By { Misty Milioto

Anderson Ranch Arts Center, a Snowmass Village, Co.-based visual arts and culture center, has long been known as a hub for artistic exploration and critical dialog. Now, a new exhibition entitled Imagine Climate, which runs March 4-April 1, spotlights climate art and technology as a way to spark community engagement and social change. The exhibition is a collaboration between Anderson Ranch and the Community Office for Resource Efficiency—which is celebrating 25 years of energy innovation in the Roaring Fork Valley—as well as other nonprofit, business and municipal partners.
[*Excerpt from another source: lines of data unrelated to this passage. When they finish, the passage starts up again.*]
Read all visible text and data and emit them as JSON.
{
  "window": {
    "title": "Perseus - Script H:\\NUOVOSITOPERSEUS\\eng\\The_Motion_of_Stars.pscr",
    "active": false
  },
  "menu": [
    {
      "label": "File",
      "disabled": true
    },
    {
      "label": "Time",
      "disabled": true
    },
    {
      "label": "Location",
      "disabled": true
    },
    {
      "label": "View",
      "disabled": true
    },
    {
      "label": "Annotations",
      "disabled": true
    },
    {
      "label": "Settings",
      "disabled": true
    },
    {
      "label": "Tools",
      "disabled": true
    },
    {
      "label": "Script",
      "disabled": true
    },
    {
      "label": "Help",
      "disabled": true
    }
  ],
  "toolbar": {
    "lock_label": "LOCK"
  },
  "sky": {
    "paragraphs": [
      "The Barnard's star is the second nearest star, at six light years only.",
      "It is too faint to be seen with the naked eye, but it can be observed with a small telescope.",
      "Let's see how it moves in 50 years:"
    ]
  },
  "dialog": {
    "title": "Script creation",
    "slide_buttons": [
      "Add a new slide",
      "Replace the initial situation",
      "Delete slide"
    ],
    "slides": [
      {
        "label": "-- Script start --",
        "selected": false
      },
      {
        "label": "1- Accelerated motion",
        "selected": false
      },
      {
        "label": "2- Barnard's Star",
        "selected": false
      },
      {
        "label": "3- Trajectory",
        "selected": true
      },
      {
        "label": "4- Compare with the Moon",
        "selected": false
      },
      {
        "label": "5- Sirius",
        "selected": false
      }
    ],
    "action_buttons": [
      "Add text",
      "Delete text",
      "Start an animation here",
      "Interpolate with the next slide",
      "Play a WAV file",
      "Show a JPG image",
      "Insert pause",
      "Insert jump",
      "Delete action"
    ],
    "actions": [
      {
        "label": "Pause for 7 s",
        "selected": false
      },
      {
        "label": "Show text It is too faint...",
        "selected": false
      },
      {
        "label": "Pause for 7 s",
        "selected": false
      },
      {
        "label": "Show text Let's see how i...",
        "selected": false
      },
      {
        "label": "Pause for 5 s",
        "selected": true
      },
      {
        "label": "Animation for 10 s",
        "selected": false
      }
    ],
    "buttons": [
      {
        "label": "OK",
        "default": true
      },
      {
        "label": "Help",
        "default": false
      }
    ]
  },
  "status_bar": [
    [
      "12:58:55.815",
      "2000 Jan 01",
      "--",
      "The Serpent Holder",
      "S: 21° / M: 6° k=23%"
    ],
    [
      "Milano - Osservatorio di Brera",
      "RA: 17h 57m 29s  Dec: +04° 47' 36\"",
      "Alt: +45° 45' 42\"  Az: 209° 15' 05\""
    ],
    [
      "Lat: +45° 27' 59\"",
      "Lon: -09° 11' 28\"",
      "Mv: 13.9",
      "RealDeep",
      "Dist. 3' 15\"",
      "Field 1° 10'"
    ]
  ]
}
The centerpiece of Imagine Climate is a public art installation by environmental activist and artist Justin Brice Guariglia, entitled “We Are the Asteroid II,” and a visual arts exhibition, entitled Imagine Climate: artists on climate change, featuring a number of regional, national and international artists. 

Guariglia’s piece is the second iteration of a conceptual, text-based artwork that consists of solar-powered LED highway signs lit with messages that call attention to ecological issues. His poetic and metaphorical message boards call to mind roadside notices that alert viewers to the dangers ahead. In addition to one “We Are the Asteroid II” highway sign that will be on-site at Anderson Ranch, Guariglia will have a small series of pieces in the Imagine Climate: artists on climate change show at Anderson Ranch and in a satellite show at The Collective at the Base Village in Snowmass. The other artists in the visual arts exhibition are Kate Aitchison, Linda Girvin, Fleming Jeffries, Genevieve Lowe, Jill Pelto, Lauren Peterson, Adrien Segal and Lara Whitley. 
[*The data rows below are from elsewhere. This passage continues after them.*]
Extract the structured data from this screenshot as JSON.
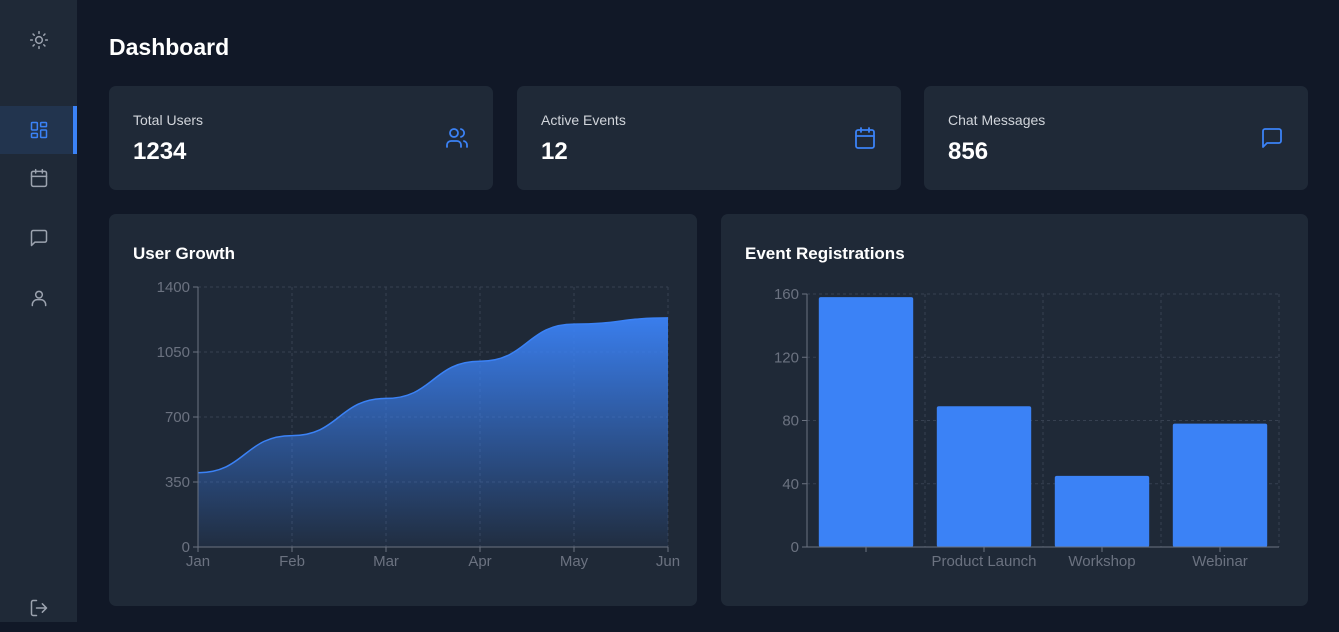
{
  "sidebar": {
    "icons": [
      "sun-icon",
      "dashboard-icon",
      "calendar-icon",
      "chat-icon",
      "user-icon",
      "logout-icon"
    ],
    "active": "dashboard-icon"
  },
  "header": {
    "title": "Dashboard"
  },
  "stats": [
    {
      "label": "Total Users",
      "value": "1234",
      "icon": "users-icon"
    },
    {
      "label": "Active Events",
      "value": "12",
      "icon": "calendar-icon"
    },
    {
      "label": "Chat Messages",
      "value": "856",
      "icon": "chat-icon"
    }
  ],
  "colors": {
    "accent": "#3b82f6",
    "background": "#111827",
    "card": "#1f2937"
  },
  "chart_data": [
    {
      "type": "area",
      "title": "User Growth",
      "x": [
        "Jan",
        "Feb",
        "Mar",
        "Apr",
        "May",
        "Jun"
      ],
      "y": [
        400,
        600,
        800,
        1000,
        1200,
        1234
      ],
      "ylim": [
        0,
        1400
      ],
      "yticks": [
        0,
        350,
        700,
        1050,
        1400
      ],
      "grid": true
    },
    {
      "type": "bar",
      "title": "Event Registrations",
      "categories": [
        "",
        "Product Launch",
        "Workshop",
        "Webinar"
      ],
      "values": [
        158,
        89,
        45,
        78
      ],
      "ylim": [
        0,
        160
      ],
      "yticks": [
        0,
        40,
        80,
        120,
        160
      ],
      "grid": true
    }
  ]
}
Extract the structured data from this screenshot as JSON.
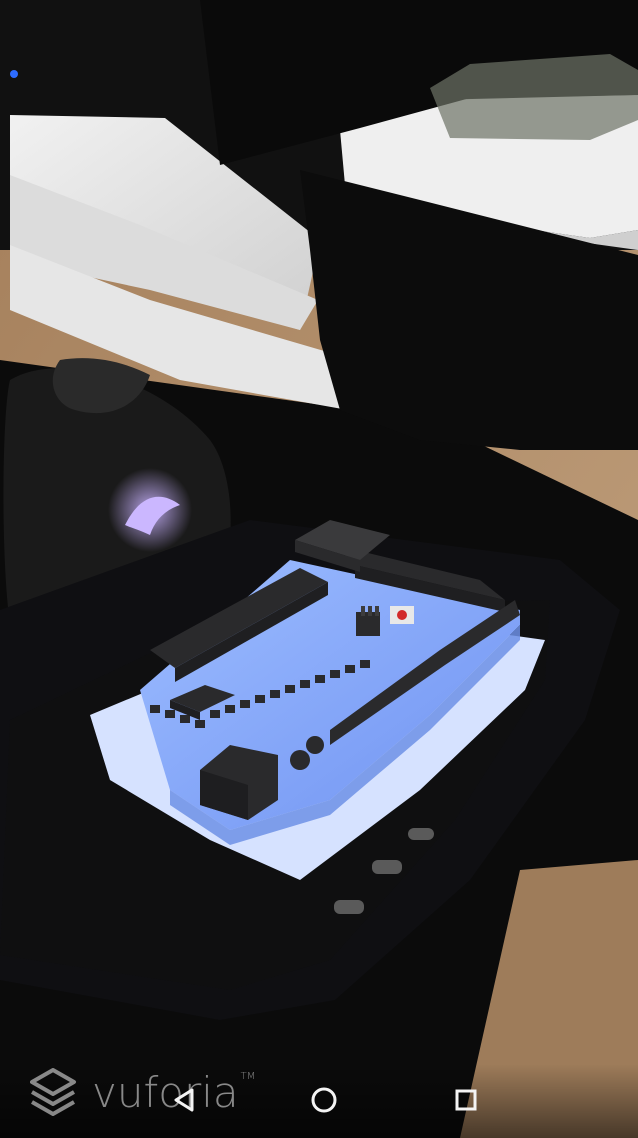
{
  "watermark": {
    "text": "vuforia",
    "tm": "TM"
  },
  "nav": {
    "back_icon": "back-triangle-icon",
    "home_icon": "home-circle-icon",
    "recents_icon": "recents-square-icon"
  },
  "colors": {
    "board": "#8fb3ff",
    "board_shadow": "#6d91e6",
    "screen": "#d6e2ff",
    "desk": "#c6a07a",
    "component": "#2a2a2c",
    "button_red": "#d22a2a"
  }
}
Overall, Imagine Climate will offer creative perspectives and solutions to the climate crisis through a program of events, all of which are free and open to the public. Other events include Future Energy: a technologist, a climate scientist and an artist walk into a bar, a panelist discussion to be held March 13 at Aspen Center for Physics; and a film screening of The Human Element with Emmy Award-winning explorer and photographer James Balog at The Temporary.